Another from my Sunday Times recipe series, again very relevant right now - November and the run-up to Christmas are definitely a time when a little bit of scrimping wouldn't go amiss... They aren’t cheap eats in the completely threadbare student sense, but ideas for entertaining on a tighter budget. After all, feeding friends at home is perennially the new going out, isn’t it? They involve cheaper cuts and types of meat and poultry and fewer or less luxurious ingredients. No, it’s not exactly rocket science. They are also easy, so you needn’t worry even if entertaining at home previously meant buying in extra M&S or online ready meals.
Lazy baked chicken with soy and ginger
I could just as easily have called this Chinese-style roast chicken. Either way, it’s slowly cooked under foil, then uncovered to turn a luscious golden brown. There’s no messing about making gravy: you’ll find it’s all there, intense and fragrant, with the onions in the roasting tin at the end. All it needs is rice - or noodles or quinoa, or even just some bread. A salad afterwards is a bonus, but not essential. Cutting corners: if you are short of time, cook the chicken on 190C/fan oven 170/Gas Mark 5 for 1 hour 25 minutes, removing the foil and adding the sesame oil after 1 hour; if you have no sake/wine/sherry/vermouth, add another 100ml of stock with a generous squeeze of lemon juice; if you have pumpkin seed oil or a good quality walnut oil, you can use that if you don’t want to invest in sesame.Serves 4 (or more)
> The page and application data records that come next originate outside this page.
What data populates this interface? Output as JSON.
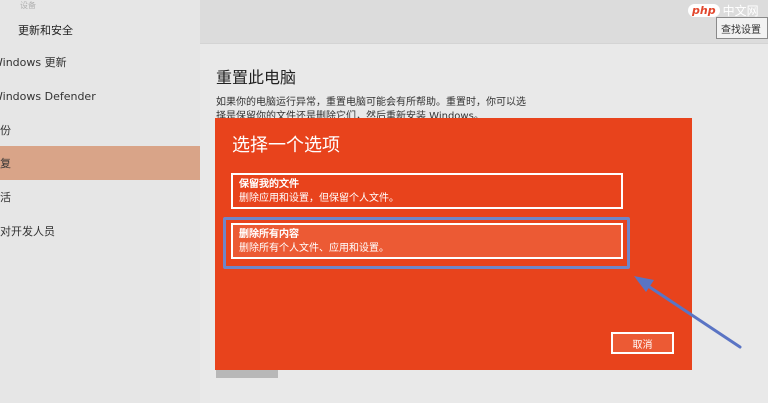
{
  "sidebar": {
    "faded_top": "设备",
    "section_header": "更新和安全",
    "items": [
      {
        "label": "Windows 更新"
      },
      {
        "label": "Windows Defender"
      },
      {
        "label": "备份"
      },
      {
        "label": "恢复"
      },
      {
        "label": "激活"
      },
      {
        "label": "针对开发人员"
      }
    ]
  },
  "topbar": {
    "search_label": "查找设置"
  },
  "watermark": {
    "logo": "php",
    "text": "中文网"
  },
  "main": {
    "title": "重置此电脑",
    "description": "如果你的电脑运行异常，重置电脑可能会有所帮助。重置时，你可以选择是保留你的文件还是删除它们，然后重新安装 Windows。"
  },
  "dialog": {
    "title": "选择一个选项",
    "options": [
      {
        "title": "保留我的文件",
        "desc": "删除应用和设置，但保留个人文件。"
      },
      {
        "title": "删除所有内容",
        "desc": "删除所有个人文件、应用和设置。"
      }
    ],
    "cancel_label": "取消"
  },
  "colors": {
    "dialog_bg": "#e8431c",
    "sidebar_selected": "#d9a488",
    "highlight": "#6f86c8"
  }
}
Oil or a butter paper for greasing the tin
2 large onions, peeled, halved and finely sliced (not chopped)
1 large chicken
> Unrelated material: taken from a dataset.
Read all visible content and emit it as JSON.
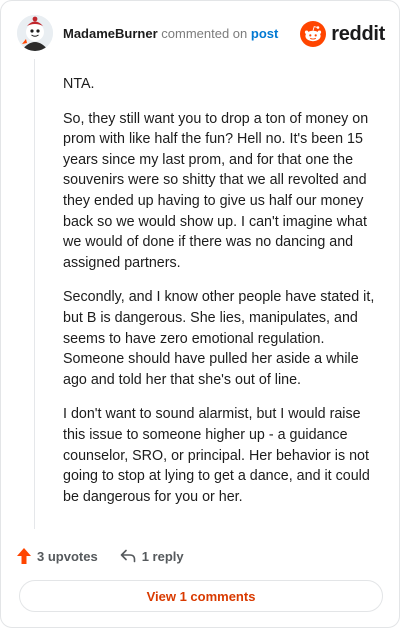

4 or 5 garlic cloves, peeled and squashed
30g fresh ginger, peeled and sliced as thinly as possible
2 star anise
Freshly ground pepper
2 tbsp sugar (preferably light brown)
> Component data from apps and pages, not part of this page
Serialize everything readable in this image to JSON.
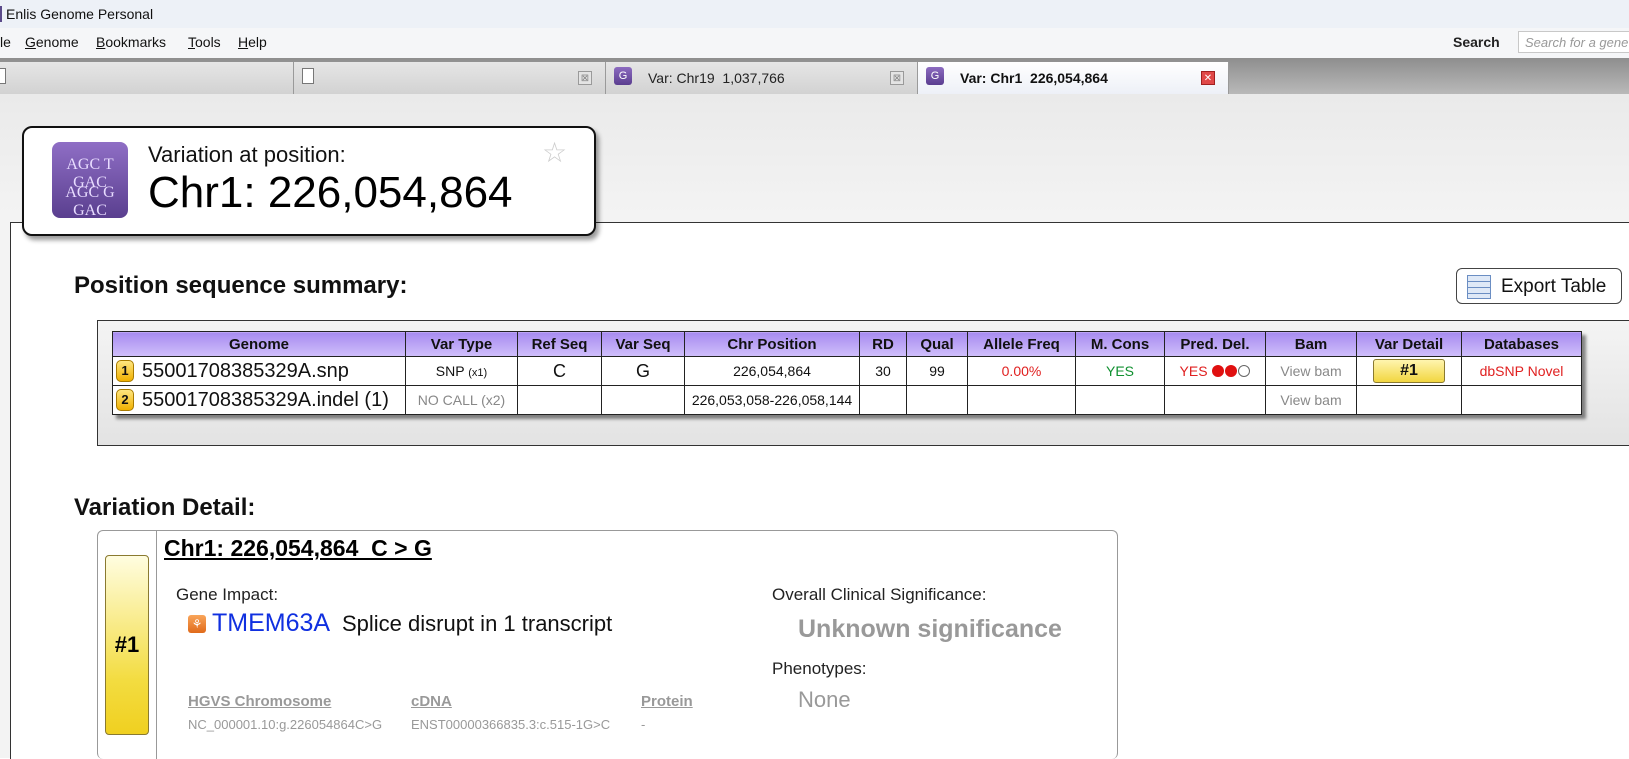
{
  "window": {
    "title": "Enlis Genome Personal"
  },
  "menu": {
    "items": [
      "le",
      "Genome",
      "Bookmarks",
      "Tools",
      "Help"
    ],
    "search_label": "Search",
    "search_placeholder": "Search for a gene"
  },
  "tabs": [
    {
      "label": ""
    },
    {
      "label": ""
    },
    {
      "label": "Var: Chr19  1,037,766"
    },
    {
      "label": "Var: Chr1  226,054,864",
      "active": true
    }
  ],
  "header": {
    "subtitle": "Variation at position:",
    "position": "Chr1: 226,054,864",
    "logo_top": "AGC T GAC",
    "logo_bottom": "AGC G GAC"
  },
  "summary": {
    "title": "Position sequence summary:",
    "export_label": "Export Table",
    "columns": [
      "Genome",
      "Var Type",
      "Ref Seq",
      "Var Seq",
      "Chr Position",
      "RD",
      "Qual",
      "Allele Freq",
      "M. Cons",
      "Pred. Del.",
      "Bam",
      "Var Detail",
      "Databases"
    ],
    "rows": [
      {
        "num": "1",
        "genome": "55001708385329A.snp",
        "var_type": "SNP",
        "var_type_count": "(x1)",
        "ref": "C",
        "var": "G",
        "chr_pos": "226,054,864",
        "rd": "30",
        "qual": "99",
        "allele_freq": "0.00%",
        "m_cons": "YES",
        "pred_del": "YES",
        "pred_del_score": 2,
        "bam": "View bam",
        "var_detail": "#1",
        "databases": "dbSNP Novel"
      },
      {
        "num": "2",
        "genome": "55001708385329A.indel (1)",
        "var_type": "NO CALL",
        "var_type_count": "(x2)",
        "ref": "",
        "var": "",
        "chr_pos": "226,053,058-226,058,144",
        "rd": "",
        "qual": "",
        "allele_freq": "",
        "m_cons": "",
        "pred_del": "",
        "bam": "View bam",
        "var_detail": "",
        "databases": ""
      }
    ]
  },
  "detail": {
    "title": "Variation Detail:",
    "tab_label": "#1",
    "heading": "Chr1: 226,054,864  C > G",
    "gene_impact_label": "Gene Impact:",
    "gene": "TMEM63A",
    "impact": "Splice disrupt in 1 transcript",
    "clinical_label": "Overall Clinical Significance:",
    "clinical_value": "Unknown significance",
    "phenotypes_label": "Phenotypes:",
    "phenotypes_value": "None",
    "hgvs": [
      {
        "header": "HGVS Chromosome",
        "value": "NC_000001.10:g.226054864C>G"
      },
      {
        "header": "cDNA",
        "value": "ENST00000366835.3:c.515-1G>C"
      },
      {
        "header": "Protein",
        "value": "-"
      }
    ]
  },
  "colors": {
    "table_header": "#a78bf0",
    "gene_link": "#1030e0",
    "alert_red": "#e02020",
    "ok_green": "#109030",
    "badge_yellow": "#f3dc40"
  }
}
4 tbsp soy sauce
300 ml chicken stock
100 ml sake (or dry white wine, sherry or dry vermouth)
1 tbsp toasted sesame oil
Parsley or coriander, chopped (optional)
Heat the oven to 150C/fan oven 130C/Gas Mark 2.
Lightly grease a roasting tin and lay the sliced onion in it.
Untie the chicken and, if there’s a wodge of fat just inside the cavity, pull it out and discard it. Put the garlic, ginger and star anise inside the bird and sit it on the onions and grind pepper all over (no salt because of the soy sauce). Sprinkle with 1 tablespoon of sugar, then 2 tbsp of the soy. Pour the stock and sake over it. Sprinkle it with the remaining sugar and soy sauce.
Cover the chicken loosely with a large piece of foil, but seal the foil tightly round the edge of the tin. Bake for 2 hours, then remove from the oven.
Raise the heat to 180C/fan oven 160C/gas Mark 4. Uncover the chicken, baste with the pan juices, then pour over the sesame oil. Cook uncovered for 30 minutes. Rest the bird for 10 minutes before carving.
Fish the ginger out of the cavity, as far as you can, ready for those who want it, and keep back some of the pan juices and onion to pour over rice/noodles/quinoa. Sprinkle with parsley or coriander, if using.